## Records for the task
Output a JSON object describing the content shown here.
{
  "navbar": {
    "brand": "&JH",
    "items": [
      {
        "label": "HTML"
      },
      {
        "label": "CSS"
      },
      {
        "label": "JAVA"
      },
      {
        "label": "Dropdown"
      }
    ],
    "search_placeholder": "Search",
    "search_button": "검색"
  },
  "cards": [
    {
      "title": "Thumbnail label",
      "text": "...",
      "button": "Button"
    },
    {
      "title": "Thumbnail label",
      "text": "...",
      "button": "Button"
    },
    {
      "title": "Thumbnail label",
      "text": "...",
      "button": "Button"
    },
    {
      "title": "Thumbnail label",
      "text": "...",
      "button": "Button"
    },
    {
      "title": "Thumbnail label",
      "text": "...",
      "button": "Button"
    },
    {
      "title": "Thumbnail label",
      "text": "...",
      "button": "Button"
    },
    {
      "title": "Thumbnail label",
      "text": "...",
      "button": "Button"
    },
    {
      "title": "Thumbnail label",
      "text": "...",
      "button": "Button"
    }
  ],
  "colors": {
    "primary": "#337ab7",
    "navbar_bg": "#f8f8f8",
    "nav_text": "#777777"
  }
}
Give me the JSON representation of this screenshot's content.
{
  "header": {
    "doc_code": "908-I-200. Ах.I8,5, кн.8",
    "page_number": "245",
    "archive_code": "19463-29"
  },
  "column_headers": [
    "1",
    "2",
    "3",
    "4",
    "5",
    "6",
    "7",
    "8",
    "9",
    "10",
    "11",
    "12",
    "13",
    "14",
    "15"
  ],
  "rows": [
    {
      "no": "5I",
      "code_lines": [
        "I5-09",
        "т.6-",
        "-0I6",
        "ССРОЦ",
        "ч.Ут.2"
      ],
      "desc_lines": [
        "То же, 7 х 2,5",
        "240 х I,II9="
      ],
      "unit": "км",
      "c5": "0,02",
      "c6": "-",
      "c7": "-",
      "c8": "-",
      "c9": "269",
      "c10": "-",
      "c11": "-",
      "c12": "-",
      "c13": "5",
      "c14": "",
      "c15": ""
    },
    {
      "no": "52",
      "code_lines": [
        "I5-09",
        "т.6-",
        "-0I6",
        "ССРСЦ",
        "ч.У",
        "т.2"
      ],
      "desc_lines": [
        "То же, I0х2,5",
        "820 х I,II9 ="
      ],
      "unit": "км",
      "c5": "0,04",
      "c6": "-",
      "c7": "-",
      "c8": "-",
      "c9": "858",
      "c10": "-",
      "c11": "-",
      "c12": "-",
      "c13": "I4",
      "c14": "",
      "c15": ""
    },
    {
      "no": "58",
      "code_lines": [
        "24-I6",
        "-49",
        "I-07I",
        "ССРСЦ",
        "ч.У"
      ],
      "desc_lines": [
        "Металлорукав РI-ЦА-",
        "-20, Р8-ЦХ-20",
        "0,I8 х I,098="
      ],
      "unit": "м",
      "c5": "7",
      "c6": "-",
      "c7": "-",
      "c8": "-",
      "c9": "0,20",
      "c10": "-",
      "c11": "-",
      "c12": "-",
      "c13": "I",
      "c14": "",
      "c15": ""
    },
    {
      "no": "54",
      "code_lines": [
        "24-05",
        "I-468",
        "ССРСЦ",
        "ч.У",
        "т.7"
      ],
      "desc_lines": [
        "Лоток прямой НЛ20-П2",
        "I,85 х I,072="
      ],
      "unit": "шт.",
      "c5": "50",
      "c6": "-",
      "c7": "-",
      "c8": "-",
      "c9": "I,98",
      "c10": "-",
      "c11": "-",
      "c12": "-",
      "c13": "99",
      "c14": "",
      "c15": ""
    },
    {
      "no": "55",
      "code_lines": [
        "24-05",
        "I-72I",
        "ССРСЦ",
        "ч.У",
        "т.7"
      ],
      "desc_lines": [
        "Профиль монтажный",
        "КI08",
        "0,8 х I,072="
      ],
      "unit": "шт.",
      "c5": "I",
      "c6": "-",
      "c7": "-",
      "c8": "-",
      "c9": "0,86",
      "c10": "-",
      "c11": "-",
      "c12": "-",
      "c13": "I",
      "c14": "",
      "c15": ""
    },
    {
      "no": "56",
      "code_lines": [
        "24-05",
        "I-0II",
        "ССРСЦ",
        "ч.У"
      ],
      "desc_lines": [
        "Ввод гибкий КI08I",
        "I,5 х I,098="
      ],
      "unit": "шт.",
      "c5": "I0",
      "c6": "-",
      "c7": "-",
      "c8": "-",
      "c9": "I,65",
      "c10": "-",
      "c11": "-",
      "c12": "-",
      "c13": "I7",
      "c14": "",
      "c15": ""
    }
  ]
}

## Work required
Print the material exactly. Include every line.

## Problem solution
Output a JSON object describing the content shown here.
{
  "navbar": {
    "brand": "&JH",
    "items": [
      {
        "label": "HTML"
      },
      {
        "label": "CSS"
      },
      {
        "label": "JAVA"
      },
      {
        "label": "Dropdown"
      }
    ],
    "search_placeholder": "Search",
    "search_button": "검색"
  },
  "cards": [
    {
      "title": "Thumbnail label",
      "text": "...",
      "button": "Button"
    },
    {
      "title": "Thumbnail label",
      "text": "...",
      "button": "Button"
    },
    {
      "title": "Thumbnail label",
      "text": "...",
      "button": "Button"
    },
    {
      "title": "Thumbnail label",
      "text": "...",
      "button": "Button"
    },
    {
      "title": "Thumbnail label",
      "text": "...",
      "button": "Button"
    },
    {
      "title": "Thumbnail label",
      "text": "...",
      "button": "Button"
    },
    {
      "title": "Thumbnail label",
      "text": "...",
      "button": "Button"
    },
    {
      "title": "Thumbnail label",
      "text": "...",
      "button": "Button"
    }
  ],
  "colors": {
    "primary": "#337ab7",
    "navbar_bg": "#f8f8f8",
    "nav_text": "#777777"
  }
}
Give me the JSON representation of this screenshot's content.
{
  "header": {
    "doc_code": "908-I-200. Ах.I8,5, кн.8",
    "page_number": "245",
    "archive_code": "19463-29"
  },
  "column_headers": [
    "1",
    "2",
    "3",
    "4",
    "5",
    "6",
    "7",
    "8",
    "9",
    "10",
    "11",
    "12",
    "13",
    "14",
    "15"
  ],
  "rows": [
    {
      "no": "5I",
      "code_lines": [
        "I5-09",
        "т.6-",
        "-0I6",
        "ССРОЦ",
        "ч.Ут.2"
      ],
      "desc_lines": [
        "То же, 7 х 2,5",
        "240 х I,II9="
      ],
      "unit": "км",
      "c5": "0,02",
      "c6": "-",
      "c7": "-",
      "c8": "-",
      "c9": "269",
      "c10": "-",
      "c11": "-",
      "c12": "-",
      "c13": "5",
      "c14": "",
      "c15": ""
    },
    {
      "no": "52",
      "code_lines": [
        "I5-09",
        "т.6-",
        "-0I6",
        "ССРСЦ",
        "ч.У",
        "т.2"
      ],
      "desc_lines": [
        "То же, I0х2,5",
        "820 х I,II9 ="
      ],
      "unit": "км",
      "c5": "0,04",
      "c6": "-",
      "c7": "-",
      "c8": "-",
      "c9": "858",
      "c10": "-",
      "c11": "-",
      "c12": "-",
      "c13": "I4",
      "c14": "",
      "c15": ""
    },
    {
      "no": "58",
      "code_lines": [
        "24-I6",
        "-49",
        "I-07I",
        "ССРСЦ",
        "ч.У"
      ],
      "desc_lines": [
        "Металлорукав РI-ЦА-",
        "-20, Р8-ЦХ-20",
        "0,I8 х I,098="
      ],
      "unit": "м",
      "c5": "7",
      "c6": "-",
      "c7": "-",
      "c8": "-",
      "c9": "0,20",
      "c10": "-",
      "c11": "-",
      "c12": "-",
      "c13": "I",
      "c14": "",
      "c15": ""
    },
    {
      "no": "54",
      "code_lines": [
        "24-05",
        "I-468",
        "ССРСЦ",
        "ч.У",
        "т.7"
      ],
      "desc_lines": [
        "Лоток прямой НЛ20-П2",
        "I,85 х I,072="
      ],
      "unit": "шт.",
      "c5": "50",
      "c6": "-",
      "c7": "-",
      "c8": "-",
      "c9": "I,98",
      "c10": "-",
      "c11": "-",
      "c12": "-",
      "c13": "99",
      "c14": "",
      "c15": ""
    },
    {
      "no": "55",
      "code_lines": [
        "24-05",
        "I-72I",
        "ССРСЦ",
        "ч.У",
        "т.7"
      ],
      "desc_lines": [
        "Профиль монтажный",
        "КI08",
        "0,8 х I,072="
      ],
      "unit": "шт.",
      "c5": "I",
      "c6": "-",
      "c7": "-",
      "c8": "-",
      "c9": "0,86",
      "c10": "-",
      "c11": "-",
      "c12": "-",
      "c13": "I",
      "c14": "",
      "c15": ""
    },
    {
      "no": "56",
      "code_lines": [
        "24-05",
        "I-0II",
        "ССРСЦ",
        "ч.У"
      ],
      "desc_lines": [
        "Ввод гибкий КI08I",
        "I,5 х I,098="
      ],
      "unit": "шт.",
      "c5": "I0",
      "c6": "-",
      "c7": "-",
      "c8": "-",
      "c9": "I,65",
      "c10": "-",
      "c11": "-",
      "c12": "-",
      "c13": "I7",
      "c14": "",
      "c15": ""
    }
  ]
}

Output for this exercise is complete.